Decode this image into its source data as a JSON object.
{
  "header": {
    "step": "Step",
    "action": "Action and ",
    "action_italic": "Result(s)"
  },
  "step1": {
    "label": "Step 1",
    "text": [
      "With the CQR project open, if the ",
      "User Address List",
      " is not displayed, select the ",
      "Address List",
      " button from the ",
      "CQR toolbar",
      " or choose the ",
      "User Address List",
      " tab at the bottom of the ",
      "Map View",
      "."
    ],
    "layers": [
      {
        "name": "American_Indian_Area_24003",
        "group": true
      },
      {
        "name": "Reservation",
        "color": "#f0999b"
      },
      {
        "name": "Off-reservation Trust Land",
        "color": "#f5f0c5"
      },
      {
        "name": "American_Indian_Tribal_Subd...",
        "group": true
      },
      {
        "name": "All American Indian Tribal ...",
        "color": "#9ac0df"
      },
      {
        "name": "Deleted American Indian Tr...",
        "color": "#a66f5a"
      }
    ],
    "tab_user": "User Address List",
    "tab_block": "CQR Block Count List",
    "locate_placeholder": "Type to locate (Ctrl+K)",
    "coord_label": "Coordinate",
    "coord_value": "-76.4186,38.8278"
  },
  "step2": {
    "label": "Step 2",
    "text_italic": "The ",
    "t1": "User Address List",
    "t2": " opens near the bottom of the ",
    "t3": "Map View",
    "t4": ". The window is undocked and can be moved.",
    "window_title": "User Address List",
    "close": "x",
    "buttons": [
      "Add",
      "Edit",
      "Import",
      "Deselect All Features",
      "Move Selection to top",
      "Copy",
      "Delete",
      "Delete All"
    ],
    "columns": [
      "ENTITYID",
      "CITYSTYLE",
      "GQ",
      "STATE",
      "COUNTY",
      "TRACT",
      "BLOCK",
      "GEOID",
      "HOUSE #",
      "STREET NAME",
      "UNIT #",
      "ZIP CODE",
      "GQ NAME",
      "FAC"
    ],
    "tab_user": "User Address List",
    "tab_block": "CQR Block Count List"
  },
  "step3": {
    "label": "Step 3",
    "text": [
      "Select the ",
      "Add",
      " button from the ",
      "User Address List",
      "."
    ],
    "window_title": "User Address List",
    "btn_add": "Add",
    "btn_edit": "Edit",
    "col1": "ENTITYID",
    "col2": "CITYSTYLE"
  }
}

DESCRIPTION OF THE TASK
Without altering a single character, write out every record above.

RESULT BELOW
Decode this image into its source data as a JSON object.
{
  "header": {
    "step": "Step",
    "action": "Action and ",
    "action_italic": "Result(s)"
  },
  "step1": {
    "label": "Step 1",
    "text": [
      "With the CQR project open, if the ",
      "User Address List",
      " is not displayed, select the ",
      "Address List",
      " button from the ",
      "CQR toolbar",
      " or choose the ",
      "User Address List",
      " tab at the bottom of the ",
      "Map View",
      "."
    ],
    "layers": [
      {
        "name": "American_Indian_Area_24003",
        "group": true
      },
      {
        "name": "Reservation",
        "color": "#f0999b"
      },
      {
        "name": "Off-reservation Trust Land",
        "color": "#f5f0c5"
      },
      {
        "name": "American_Indian_Tribal_Subd...",
        "group": true
      },
      {
        "name": "All American Indian Tribal ...",
        "color": "#9ac0df"
      },
      {
        "name": "Deleted American Indian Tr...",
        "color": "#a66f5a"
      }
    ],
    "tab_user": "User Address List",
    "tab_block": "CQR Block Count List",
    "locate_placeholder": "Type to locate (Ctrl+K)",
    "coord_label": "Coordinate",
    "coord_value": "-76.4186,38.8278"
  },
  "step2": {
    "label": "Step 2",
    "text_italic": "The ",
    "t1": "User Address List",
    "t2": " opens near the bottom of the ",
    "t3": "Map View",
    "t4": ". The window is undocked and can be moved.",
    "window_title": "User Address List",
    "close": "x",
    "buttons": [
      "Add",
      "Edit",
      "Import",
      "Deselect All Features",
      "Move Selection to top",
      "Copy",
      "Delete",
      "Delete All"
    ],
    "columns": [
      "ENTITYID",
      "CITYSTYLE",
      "GQ",
      "STATE",
      "COUNTY",
      "TRACT",
      "BLOCK",
      "GEOID",
      "HOUSE #",
      "STREET NAME",
      "UNIT #",
      "ZIP CODE",
      "GQ NAME",
      "FAC"
    ],
    "tab_user": "User Address List",
    "tab_block": "CQR Block Count List"
  },
  "step3": {
    "label": "Step 3",
    "text": [
      "Select the ",
      "Add",
      " button from the ",
      "User Address List",
      "."
    ],
    "window_title": "User Address List",
    "btn_add": "Add",
    "btn_edit": "Edit",
    "col1": "ENTITYID",
    "col2": "CITYSTYLE"
  }
}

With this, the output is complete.